The U.S. is placing visa restrictions on Myanmar (also known as Burma) and Laos for failing to accept their nationals when the U.S. seeks to deport them.
"Burma and Laos have denied or unreasonably delayed accepting their nationals ordered removed from the United States," the Department of Homeland Security said in a news release.
The State Department Tuesday ordered consular offices in the two countries to begin visa restrictions on certain categories of visas. They are as follows:
BURMA: Discontinuing "issuance of all B1 (work) and B2 (travel) nonimmigrant visas for current officials at the Director General level and above from the Burmese Ministries of Labor, Immigration, and Population (MOLIP) and Home Affairs (MOHA), and their immediate family members, with limited exceptions."

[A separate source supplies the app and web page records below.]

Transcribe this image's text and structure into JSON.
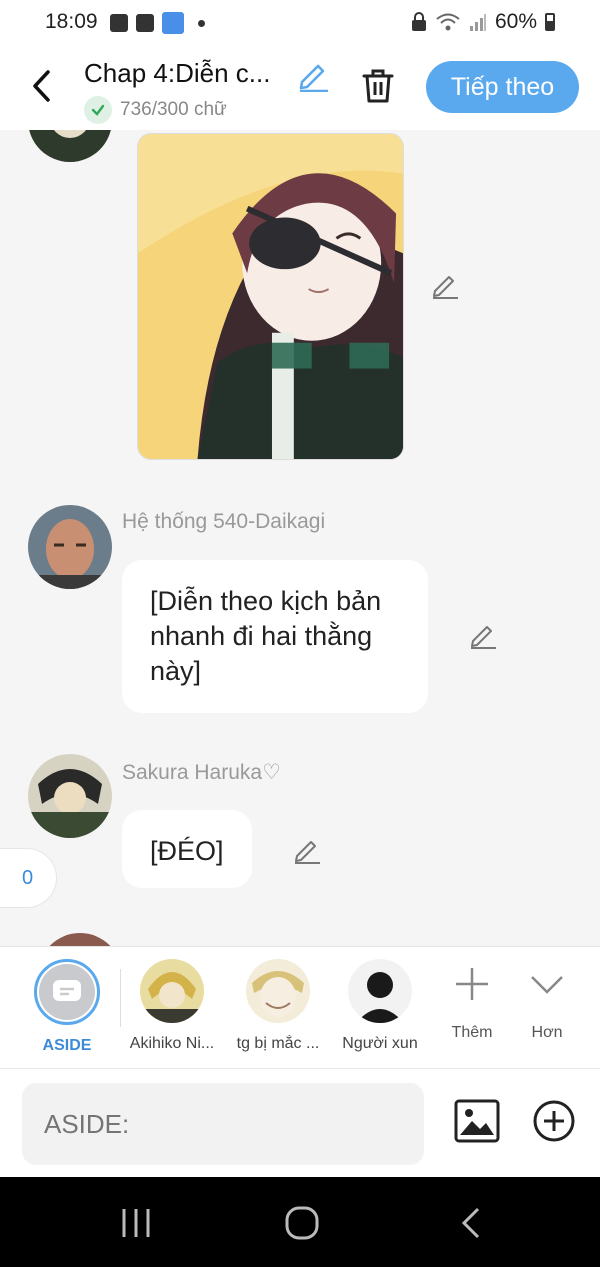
{
  "status_bar": {
    "time": "18:09",
    "battery": "60%"
  },
  "header": {
    "title": "Chap 4:Diễn c...",
    "word_count": "736/300 chữ",
    "next_label": "Tiếp theo"
  },
  "messages": [
    {
      "type": "image",
      "sender": "Sakura Haruka♡"
    },
    {
      "type": "text",
      "sender": "Hệ thống 540-Daikagi",
      "text": "[Diễn theo kịch bản nhanh đi hai thằng này]"
    },
    {
      "type": "text",
      "sender": "Sakura Haruka♡",
      "text": "[ĐÉO]"
    }
  ],
  "aside_count": "0",
  "characters": [
    {
      "label": "ASIDE",
      "selected": true
    },
    {
      "label": "Akihiko Ni..."
    },
    {
      "label": "tg bị mắc ..."
    },
    {
      "label": "Người xun"
    }
  ],
  "tools": {
    "add_label": "Thêm",
    "more_label": "Hơn"
  },
  "input": {
    "placeholder": "ASIDE:"
  },
  "colors": {
    "accent": "#5aa8ee",
    "accent_text": "#3d8bd8",
    "background": "#f5f5f5"
  }
}
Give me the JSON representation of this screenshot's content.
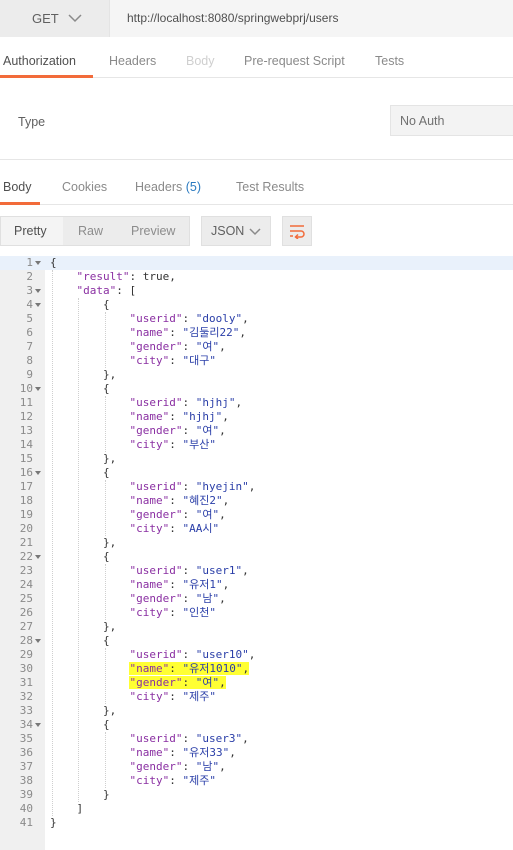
{
  "request": {
    "method": "GET",
    "url": "http://localhost:8080/springwebprj/users"
  },
  "request_tabs": [
    "Authorization",
    "Headers",
    "Body",
    "Pre-request Script",
    "Tests"
  ],
  "auth": {
    "type_label": "Type",
    "type_value": "No Auth"
  },
  "response_tabs": {
    "body": "Body",
    "cookies": "Cookies",
    "headers": "Headers",
    "headers_count": "(5)",
    "test_results": "Test Results"
  },
  "toolbar": {
    "view_modes": [
      "Pretty",
      "Raw",
      "Preview"
    ],
    "format": "JSON"
  },
  "colors": {
    "accent": "#f26b3a",
    "key": "#8a2fa2",
    "string": "#2a3ea8",
    "highlight": "#ffff33"
  },
  "code_lines": [
    "{",
    "    \"result\": true,",
    "    \"data\": [",
    "        {",
    "            \"userid\": \"dooly\",",
    "            \"name\": \"김둘리22\",",
    "            \"gender\": \"여\",",
    "            \"city\": \"대구\"",
    "        },",
    "        {",
    "            \"userid\": \"hjhj\",",
    "            \"name\": \"hjhj\",",
    "            \"gender\": \"여\",",
    "            \"city\": \"부산\"",
    "        },",
    "        {",
    "            \"userid\": \"hyejin\",",
    "            \"name\": \"혜진2\",",
    "            \"gender\": \"여\",",
    "            \"city\": \"AA시\"",
    "        },",
    "        {",
    "            \"userid\": \"user1\",",
    "            \"name\": \"유저1\",",
    "            \"gender\": \"남\",",
    "            \"city\": \"인천\"",
    "        },",
    "        {",
    "            \"userid\": \"user10\",",
    "            \"name\": \"유저1010\",",
    "            \"gender\": \"여\",",
    "            \"city\": \"제주\"",
    "        },",
    "        {",
    "            \"userid\": \"user3\",",
    "            \"name\": \"유저33\",",
    "            \"gender\": \"남\",",
    "            \"city\": \"제주\"",
    "        }",
    "    ]",
    "}"
  ],
  "fold_lines": [
    1,
    3,
    4,
    10,
    16,
    22,
    28,
    34
  ],
  "highlighted_lines": [
    30,
    31
  ]
}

LAOS: Discontinuing "issuance of all B1, B2, and B1/B2 nonimmigrant visas for current officials at the Director General level and above from the Lao Ministry of Public Security (MPS) as well as their immediate families; and all A3 and G5 (diplomatic and employees of international organizations) nonimmigrant visas to individuals employed by Lao government officials, with limited exceptions.
The DHS release adds that "without an appropriate response" the sanctions "may be expanded to a wider population." And they will be continued until DHS determines that "cooperation on removals has improved to an acceptable level."
Myanmar's ambassador to the U.S. expressed bafflement regarding the sanctions.
U Aung Lin told VOA Burmese that his country has fully cooperated with U.S officials to take back immigrants the U.S wanted to deport. He said Myanmar had granted travel documents to 30 of 31 immigrants the U.S wanted to deport, and most have arrived in Myanmar.
He said, Myanmar will continue to cooperate.
Both Myanmar and Laos are on the U.S. recalcitrant country list. The list includes nine countries that refuse to accept citizens deported from the U.S.
Sanctions are a step beyond being placed on the recalcitrant list. DHS says without a travel document to confirm identity and nationality, it cannot complete the deportation process.
"Burma and Laos have not established repeatable processes for issuing travel documents to their nationals ordered removed from the United States," DHS said. "For this reason, ICE has been required to release Burmese and Lao nationals into the United States, some with serious criminal convictions.